Birk yelled, ”What is it Papa? Let’s go out and see!”

“You will do no such thing!” said their mother.

“Your mother is right. We’re not going out in this storm,” agreed their father.

They continued to watch from the windows as best they could. Soon the shape with eyes, sank below the water and disappeared. The children were scared and fascinated at the same time.

“Whatever it was, it’s gone now,” said their mother. “Come, let’s sit down by the fire. It’s nice and warm there and I’ll make some hot chocolate.”

After they were seated, Morris spoke, “It was probably some debris stirred up by the storm. After storms I have found the strangest things.”

That was not what he really thought. For several years there had been rumours that there was some strange creature in the pond. Once or twice a year there was a sighting similar to tonight’s. However, this was the second sighting this month. A couple of years ago some began calling it the Pond Creature. This was the first time that Morris had seen anything. He looked at Burton and could tell he was thinking the same.

“I think it was the Pond Creature,” exclaimed Belva. The two other children agreed excitedly. This had become quite an adventure for them.

“Now children, calm down,” instructed Beatrice.

“Morris, I have a question about the storm shutters and how they will fit the kitchen window,” said Burton.

“Yes, of course.”

They got up and walked to the kitchen.

While they examined the window, Burton said, “I honestly don’t know what we saw. I think it would be best if we didn’t go back in the water. Although it’s a fairly short walk home, the storm is already bad and getting worse. Could we impose and stay with you tonight?”

“I agree with you. I’m not sure what it was either. Of course, you’re more than welcome to stay. The children can sleep on the floor by the hearth. You and Beatrice can have the spare room,” replied Morris.
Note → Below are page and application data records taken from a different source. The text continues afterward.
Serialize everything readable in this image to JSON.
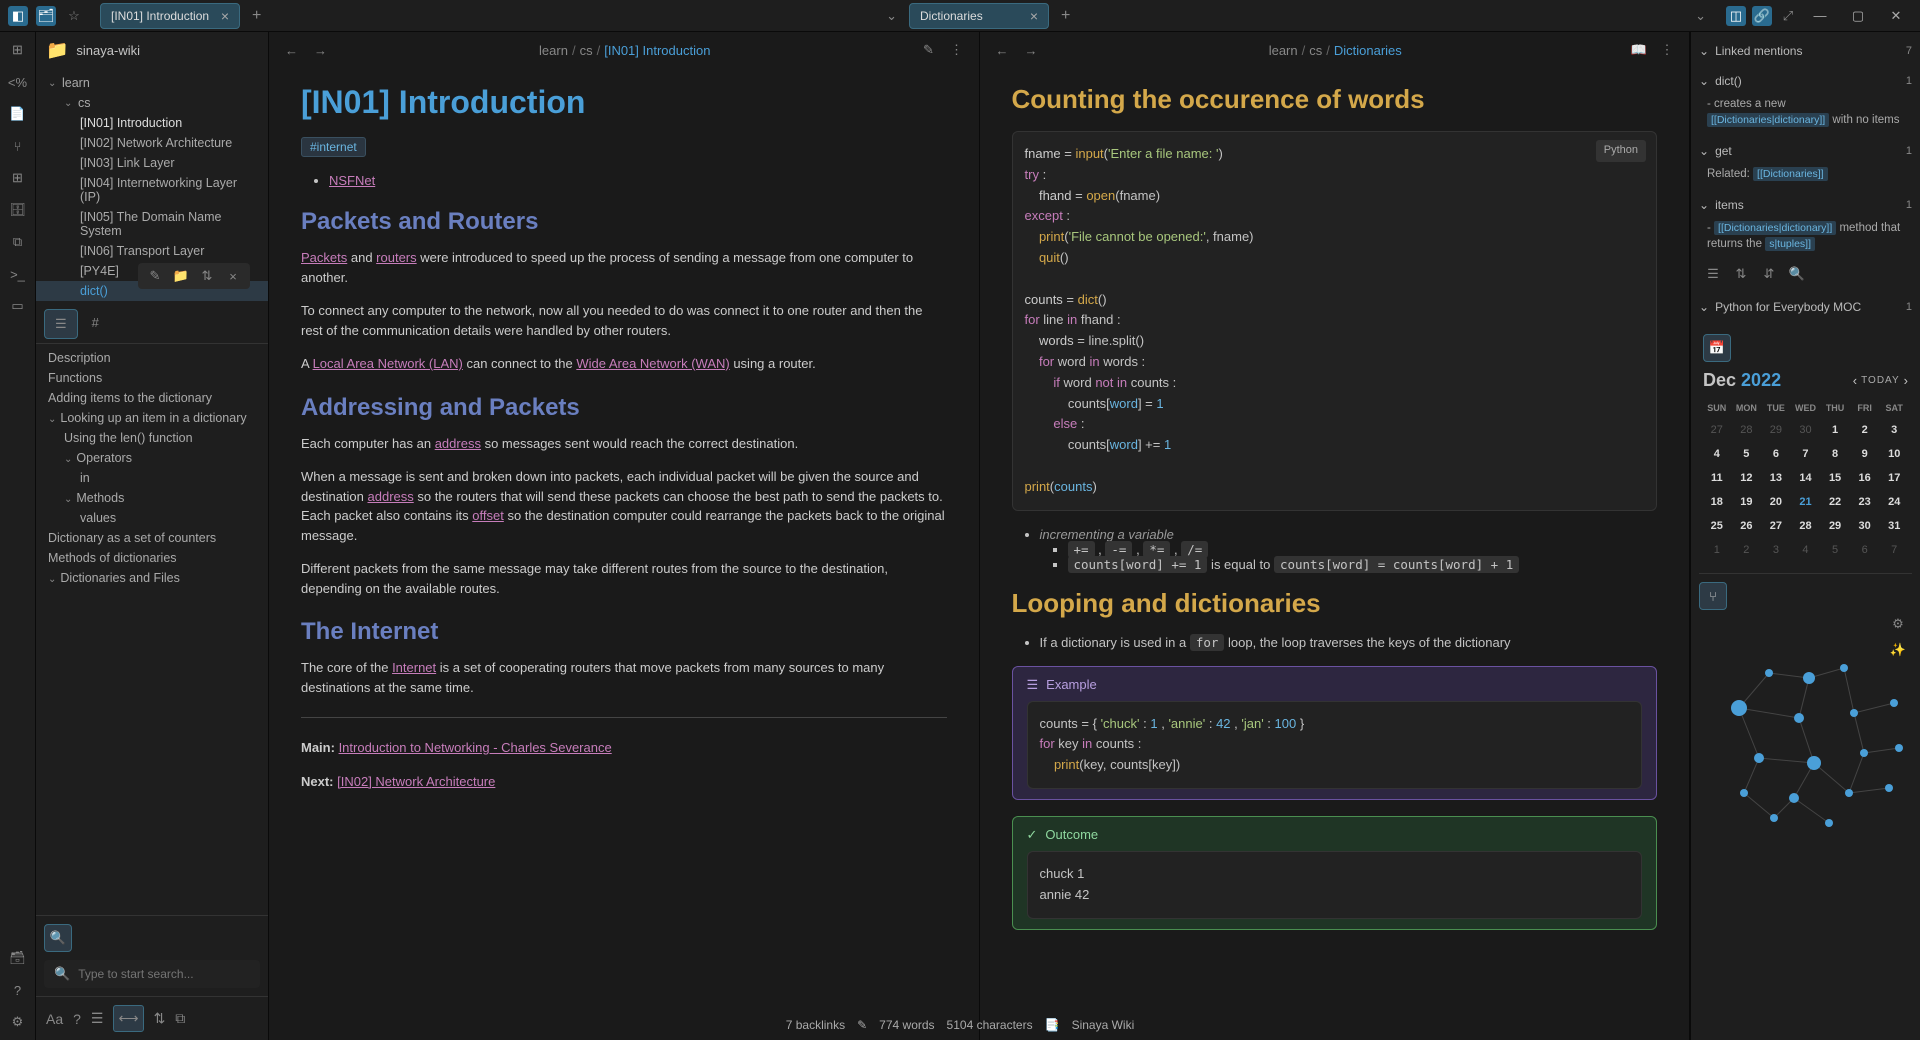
{
  "titlebar": {
    "tab1": "[IN01] Introduction",
    "tab2": "Dictionaries"
  },
  "vault": {
    "name": "sinaya-wiki"
  },
  "tree": {
    "learn": "learn",
    "cs": "cs",
    "items": [
      "[IN01] Introduction",
      "[IN02] Network Architecture",
      "[IN03] Link Layer",
      "[IN04] Internetworking Layer (IP)",
      "[IN05] The Domain Name System",
      "[IN06] Transport Layer",
      "[PY4E]",
      "dict()"
    ]
  },
  "outline": {
    "items": [
      "Description",
      "Functions",
      "Adding items to the dictionary",
      "Looking up an item in a dictionary",
      "Using the len() function",
      "Operators",
      "in",
      "Methods",
      "values",
      "Dictionary as a set of counters",
      "Methods of dictionaries",
      "Dictionaries and Files"
    ]
  },
  "search": {
    "placeholder": "Type to start search..."
  },
  "pane1": {
    "bc": {
      "p1": "learn",
      "p2": "cs",
      "p3": "[IN01] Introduction"
    },
    "title": "[IN01] Introduction",
    "tag": "#internet",
    "link_nsfnet": "NSFNet",
    "h2_packets": "Packets and Routers",
    "link_packets": "Packets",
    "txt_and": " and ",
    "link_routers": "routers",
    "p1_rest": " were introduced to speed up the process of sending a message from one computer to another.",
    "p2": "To connect any computer to the network, now all you needed to do was connect it to one router and then the rest of the communication details were handled by other routers.",
    "p3_a": "A ",
    "link_lan": "Local Area Network (LAN)",
    "p3_mid": " can connect to the ",
    "link_wan": "Wide Area Network (WAN)",
    "p3_end": " using a router.",
    "h2_addr": "Addressing and Packets",
    "p4_a": "Each computer has an ",
    "link_addr": "address",
    "p4_end": " so messages sent would reach the correct destination.",
    "p5_a": "When a message is sent and broken down into packets, each individual packet will be given the source and destination ",
    "p5_mid": " so the routers that will send these packets can choose the best path to send the packets to. Each packet also contains its ",
    "link_offset": "offset",
    "p5_end": " so the destination computer could rearrange the packets back to the original message.",
    "p6": "Different packets from the same message may take different routes from the source to the destination, depending on the available routes.",
    "h2_inet": "The Internet",
    "p7_a": "The core of the ",
    "link_internet": "Internet",
    "p7_end": " is a set of cooperating routers that move packets from many sources to many destinations at the same time.",
    "main_label": "Main: ",
    "main_link": "Introduction to Networking - Charles Severance",
    "next_label": "Next: ",
    "next_link": "[IN02] Network Architecture"
  },
  "pane2": {
    "bc": {
      "p1": "learn",
      "p2": "cs",
      "p3": "Dictionaries"
    },
    "h2_count": "Counting the occurence of words",
    "code_lang": "Python",
    "l1_item1": "incrementing a variable",
    "ops": {
      "a": "+=",
      "b": "-=",
      "c": "*=",
      "d": "/="
    },
    "eq_pre": "counts[word] += 1",
    "eq_mid": " is equal to ",
    "eq_post": "counts[word] = counts[word] + 1",
    "h2_loop": "Looping and dictionaries",
    "loop_p_a": "If a dictionary is used in a ",
    "loop_for": "for",
    "loop_p_b": " loop, the loop traverses the keys of the dictionary",
    "callout_example": "Example",
    "callout_outcome": "Outcome",
    "outcome_l1": "chuck 1",
    "outcome_l2": "annie 42"
  },
  "rightbar": {
    "linked": {
      "label": "Linked mentions",
      "count": "7"
    },
    "dict": {
      "label": "dict()",
      "count": "1",
      "text": "- creates a new",
      "link": "[[Dictionaries|dictionary]]",
      "rest": "with no items"
    },
    "get": {
      "label": "get",
      "count": "1",
      "text": "Related:",
      "link": "[[Dictionaries]]"
    },
    "items": {
      "label": "items",
      "count": "1",
      "text": "-",
      "link": "[[Dictionaries|dictionary]]",
      "rest": "method that returns the",
      "link2": "s|tuples]]"
    },
    "py4e": {
      "label": "Python for Everybody MOC",
      "count": "1"
    }
  },
  "calendar": {
    "month": "Dec",
    "year": "2022",
    "today": "TODAY",
    "dow": [
      "SUN",
      "MON",
      "TUE",
      "WED",
      "THU",
      "FRI",
      "SAT"
    ],
    "days": [
      {
        "n": "27",
        "o": true
      },
      {
        "n": "28",
        "o": true
      },
      {
        "n": "29",
        "o": true
      },
      {
        "n": "30",
        "o": true
      },
      {
        "n": "1",
        "b": true
      },
      {
        "n": "2",
        "b": true
      },
      {
        "n": "3",
        "b": true
      },
      {
        "n": "4",
        "b": true
      },
      {
        "n": "5",
        "b": true
      },
      {
        "n": "6",
        "b": true
      },
      {
        "n": "7",
        "b": true
      },
      {
        "n": "8",
        "b": true
      },
      {
        "n": "9",
        "b": true
      },
      {
        "n": "10",
        "b": true
      },
      {
        "n": "11",
        "b": true
      },
      {
        "n": "12",
        "b": true
      },
      {
        "n": "13",
        "b": true
      },
      {
        "n": "14",
        "b": true
      },
      {
        "n": "15",
        "b": true
      },
      {
        "n": "16",
        "b": true
      },
      {
        "n": "17",
        "b": true
      },
      {
        "n": "18",
        "b": true
      },
      {
        "n": "19",
        "b": true
      },
      {
        "n": "20",
        "b": true
      },
      {
        "n": "21",
        "t": true
      },
      {
        "n": "22",
        "b": true
      },
      {
        "n": "23",
        "b": true
      },
      {
        "n": "24",
        "b": true
      },
      {
        "n": "25",
        "b": true
      },
      {
        "n": "26",
        "b": true
      },
      {
        "n": "27",
        "b": true
      },
      {
        "n": "28",
        "b": true
      },
      {
        "n": "29",
        "b": true
      },
      {
        "n": "30",
        "b": true
      },
      {
        "n": "31",
        "b": true
      },
      {
        "n": "1",
        "o": true
      },
      {
        "n": "2",
        "o": true
      },
      {
        "n": "3",
        "o": true
      },
      {
        "n": "4",
        "o": true
      },
      {
        "n": "5",
        "o": true
      },
      {
        "n": "6",
        "o": true
      },
      {
        "n": "7",
        "o": true
      }
    ]
  },
  "status": {
    "backlinks": "7 backlinks",
    "words": "774 words",
    "chars": "5104 characters",
    "wiki": "Sinaya Wiki"
  }
}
“Thank you very much. Better safe than sorry,” said Burton.

Morris nodded in agreement. After a brief time they returned to the parlour.
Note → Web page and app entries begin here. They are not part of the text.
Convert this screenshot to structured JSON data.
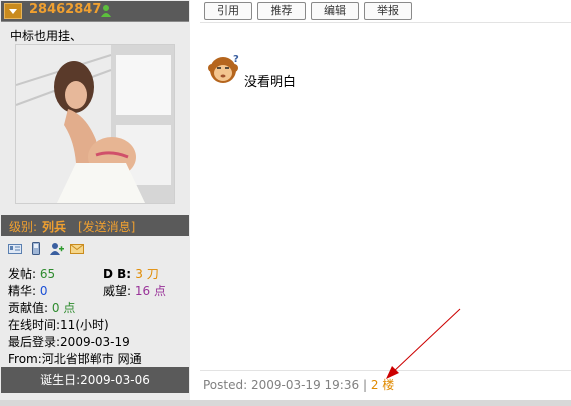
{
  "user": {
    "name": "28462847",
    "signature": "中标也用挂、",
    "rank_label": "级别:",
    "rank_value": "列兵",
    "send_message": "[发送消息]",
    "stats": {
      "posts_label": "发帖:",
      "posts_value": "65",
      "db_label": "D B:",
      "db_value": "3 刀",
      "elite_label": "精华:",
      "elite_value": "0",
      "prestige_label": "威望:",
      "prestige_value": "16 点",
      "contrib_label": "贡献值:",
      "contrib_value": "0 点",
      "online_label": "在线时间:",
      "online_value": "11(小时)",
      "lastlogin_label": "最后登录:",
      "lastlogin_value": "2009-03-19",
      "from_label": "From:",
      "from_value": "河北省邯郸市 网通"
    },
    "birthday": "诞生日:2009-03-06"
  },
  "toolbar": {
    "quote": "引用",
    "recommend": "推荐",
    "edit": "编辑",
    "report": "举报"
  },
  "post": {
    "message": "没看明白",
    "posted": "Posted: 2009-03-19 19:36",
    "separator": "|",
    "floor": "2 楼"
  },
  "colors": {
    "name_orange": "#f0a030",
    "dark_bar": "#5a5a5a",
    "arrow_red": "#cc0000"
  }
}
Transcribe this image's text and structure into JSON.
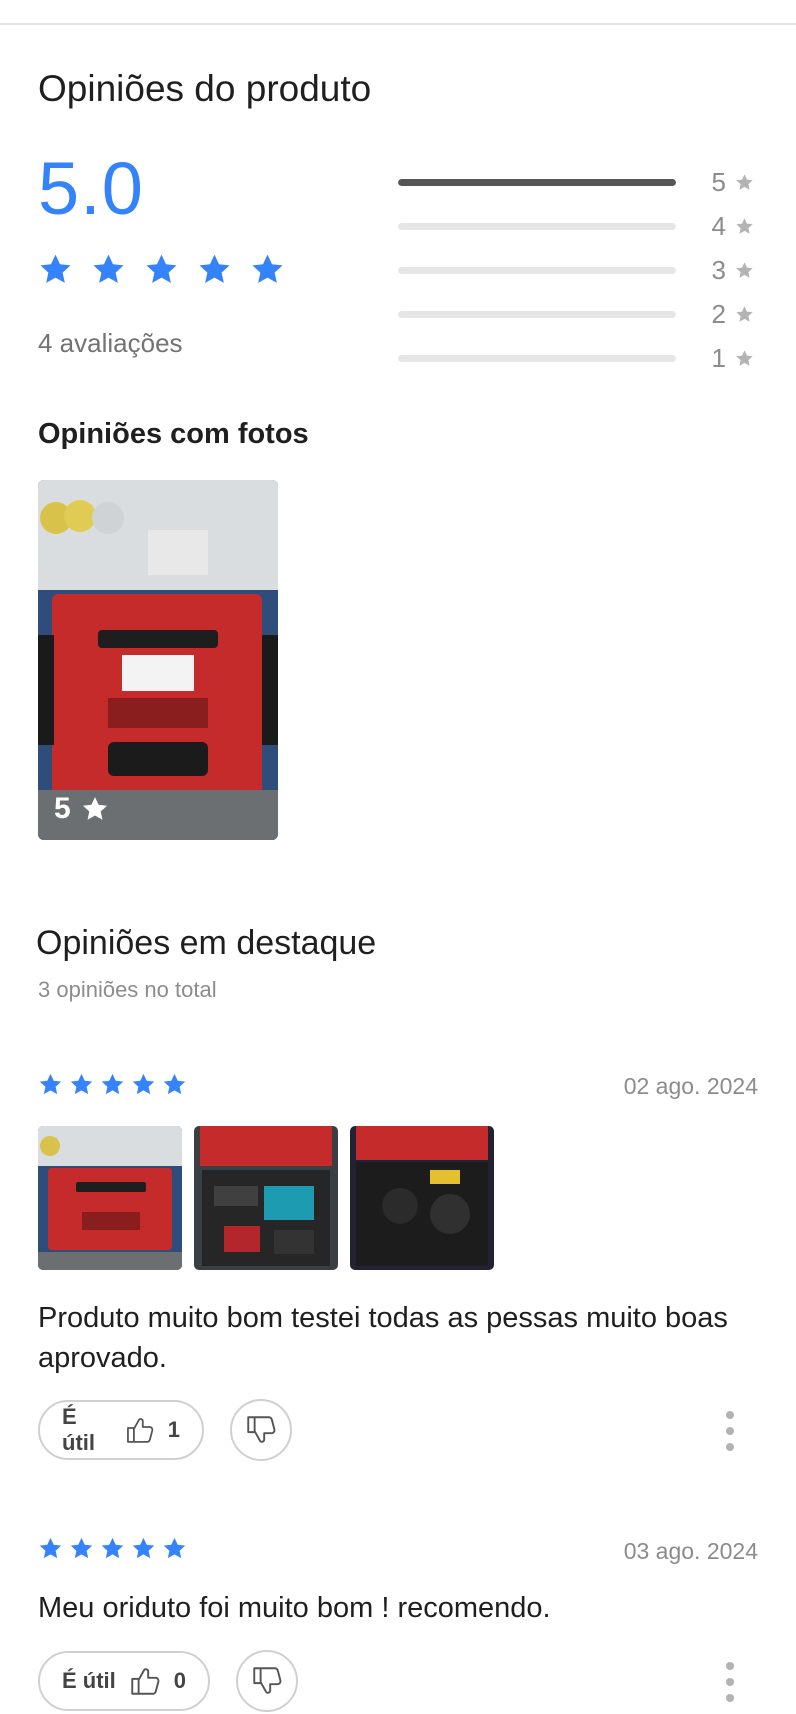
{
  "header": {
    "title": "Opiniões do produto"
  },
  "summary": {
    "average": "5.0",
    "stars_filled": 5,
    "review_count_text": "4 avaliações",
    "accent_color": "#3483fa"
  },
  "distribution": [
    {
      "stars": "5",
      "fraction": 1.0
    },
    {
      "stars": "4",
      "fraction": 0.0
    },
    {
      "stars": "3",
      "fraction": 0.0
    },
    {
      "stars": "2",
      "fraction": 0.0
    },
    {
      "stars": "1",
      "fraction": 0.0
    }
  ],
  "photos_section": {
    "title": "Opiniões com fotos",
    "photo_badge": "5"
  },
  "featured": {
    "title": "Opiniões em destaque",
    "subtitle": "3 opiniões no total"
  },
  "reviews": [
    {
      "stars": 5,
      "date": "02 ago. 2024",
      "text": "Produto muito bom testei todas as pessas muito boas aprovado.",
      "helpful_label": "É útil",
      "helpful_count": "1",
      "thumbnails": 3
    },
    {
      "stars": 5,
      "date": "03 ago. 2024",
      "text": "Meu oriduto foi muito bom ! recomendo.",
      "helpful_label": "É útil",
      "helpful_count": "0",
      "thumbnails": 0
    }
  ],
  "icons": {
    "star": "star-icon",
    "thumb_up": "thumbs-up-icon",
    "thumb_down": "thumbs-down-icon",
    "more": "more-vertical-icon"
  }
}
“Morris has been kind enough to invite us to stay here tonight. I think that’s a good idea,” announced Burton. The wind howled down the chimney as if it were concurring.

The children had also heard of the Pond Creature rumours and preferred to believe that they had seen it tonight. So, they were happy with their father’s decision. Beatrice was also worrying about the trip home, and she too was pleased.

“We have a busy day planned for tomorrow. I think we should retire early if you don’t mind,” said Burton.

“Of course. I’ll get the blankets,” responded Morris.

Morris brought three large, soft blankets from a closet, and Beatrice spread them on the wood floor. The children were very happy with this arrangement. It was different and exciting to sleep next to the hearth in someone else’s cottage, even better than camping out.

After saying goodnight, the adults turned down the oil lamps and retired to their bedrooms. The children curled up in their blankets as they wondered about the events of the evening. The flickering light from the fire bathed the room in a warm glow.

Outside, the storm continued to swirl around the little cottage and around all the cottages of Ballymore. It was a dramatic demonstration of the power and majesty of nature.